Distinguishing between central and peripheral vertigo is fraught with challenges. Neuroimaging is not as sensitive as we would like, and there is question about emergency providers utilizing the HINTS exam accurately. Does this step-by-step algorithm provide a guide to help distinguish between central or peripheral vertigo?
All these vertigo articles are making me dizzy
Interns were trained using videos and a supervised session on the 4-step STANDING algorithm for differentiating the etiology of vertigo. 312 patients with acute vertigo presenting to the ED were first evaluated by an intern and then a senior EP. Using the algorithm, the patients were classified into either a worrisome (central disease), benign (peripheral disease), or inconclusive category. The reference test of comparison was a brain MRI.
The algorithm showed good sensitivity (84.8% [75.6-93.9] and 89.8% [82.1-97.5]), specificity (88.9% [85.1-92.8] and 91.3% [87.8-94.8]), and agreement (0.77) between interns and seniors.
My takeaway: While this algorithm is nice, the key is that the EPs underwent a training session. There is more evidence that EPs can accurately use HINTS, but after formal training. Given how challenging it can be to diagnose and treat vertigo, more formalized training for EPs is likely indicated.
Here is a link to the validation study of the STANDING algorithm with instructions on how to complete it.
Editor’s note: STANDING is a hideous acrostic. Personally, I would have gone with ‘NASTY-HEIST’ or ‘NERDIEST.’ Anyway, the 4 steps are: nystagmus presence+direction, head-impulse test, and stance/gait. NYPD HITS anyone? In STANDING, nystagmus is determined using Frenzel glasses, so NERDIEST may be the best acrostic after all. ~Clay Smith

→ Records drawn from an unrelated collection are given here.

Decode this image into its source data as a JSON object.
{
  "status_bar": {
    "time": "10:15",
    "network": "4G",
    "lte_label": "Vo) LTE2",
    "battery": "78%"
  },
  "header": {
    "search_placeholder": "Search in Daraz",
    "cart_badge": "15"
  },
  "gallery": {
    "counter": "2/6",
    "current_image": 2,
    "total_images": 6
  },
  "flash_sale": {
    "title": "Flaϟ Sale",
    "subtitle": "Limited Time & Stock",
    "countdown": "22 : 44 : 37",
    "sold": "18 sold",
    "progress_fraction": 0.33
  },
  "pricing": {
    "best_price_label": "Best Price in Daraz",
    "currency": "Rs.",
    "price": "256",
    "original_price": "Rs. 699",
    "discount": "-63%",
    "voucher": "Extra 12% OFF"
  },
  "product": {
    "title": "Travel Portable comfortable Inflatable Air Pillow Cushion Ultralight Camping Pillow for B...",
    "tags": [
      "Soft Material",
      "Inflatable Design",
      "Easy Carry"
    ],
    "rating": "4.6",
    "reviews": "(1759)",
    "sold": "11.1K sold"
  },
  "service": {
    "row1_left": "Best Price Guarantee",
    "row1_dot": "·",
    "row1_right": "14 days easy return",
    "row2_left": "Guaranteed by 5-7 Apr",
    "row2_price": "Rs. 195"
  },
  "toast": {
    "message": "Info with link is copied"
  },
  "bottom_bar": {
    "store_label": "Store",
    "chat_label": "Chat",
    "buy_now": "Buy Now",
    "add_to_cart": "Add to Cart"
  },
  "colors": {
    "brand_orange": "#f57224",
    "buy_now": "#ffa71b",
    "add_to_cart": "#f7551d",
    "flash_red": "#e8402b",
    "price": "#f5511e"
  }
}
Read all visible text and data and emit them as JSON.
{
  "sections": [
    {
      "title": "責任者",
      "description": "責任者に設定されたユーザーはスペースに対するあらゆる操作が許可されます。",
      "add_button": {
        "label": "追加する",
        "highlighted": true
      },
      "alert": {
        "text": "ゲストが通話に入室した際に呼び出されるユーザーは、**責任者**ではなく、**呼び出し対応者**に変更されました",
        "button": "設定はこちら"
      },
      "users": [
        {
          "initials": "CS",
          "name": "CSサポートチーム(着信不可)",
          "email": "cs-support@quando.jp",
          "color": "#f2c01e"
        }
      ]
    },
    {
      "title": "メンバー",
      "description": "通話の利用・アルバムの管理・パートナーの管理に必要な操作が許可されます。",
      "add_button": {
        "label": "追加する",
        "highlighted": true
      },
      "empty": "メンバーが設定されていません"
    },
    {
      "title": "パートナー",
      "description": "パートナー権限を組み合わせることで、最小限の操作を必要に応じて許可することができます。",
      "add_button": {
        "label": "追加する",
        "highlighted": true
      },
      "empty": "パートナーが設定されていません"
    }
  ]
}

Effectiveness and reliability of the 4-step STANDING algorithm performed by emergency interns and seniors for predicting central causes of vertigo. Acad Emerg Med. 2023 Jan 11. doi: 10.1111/acem.14659. Online ahead of print.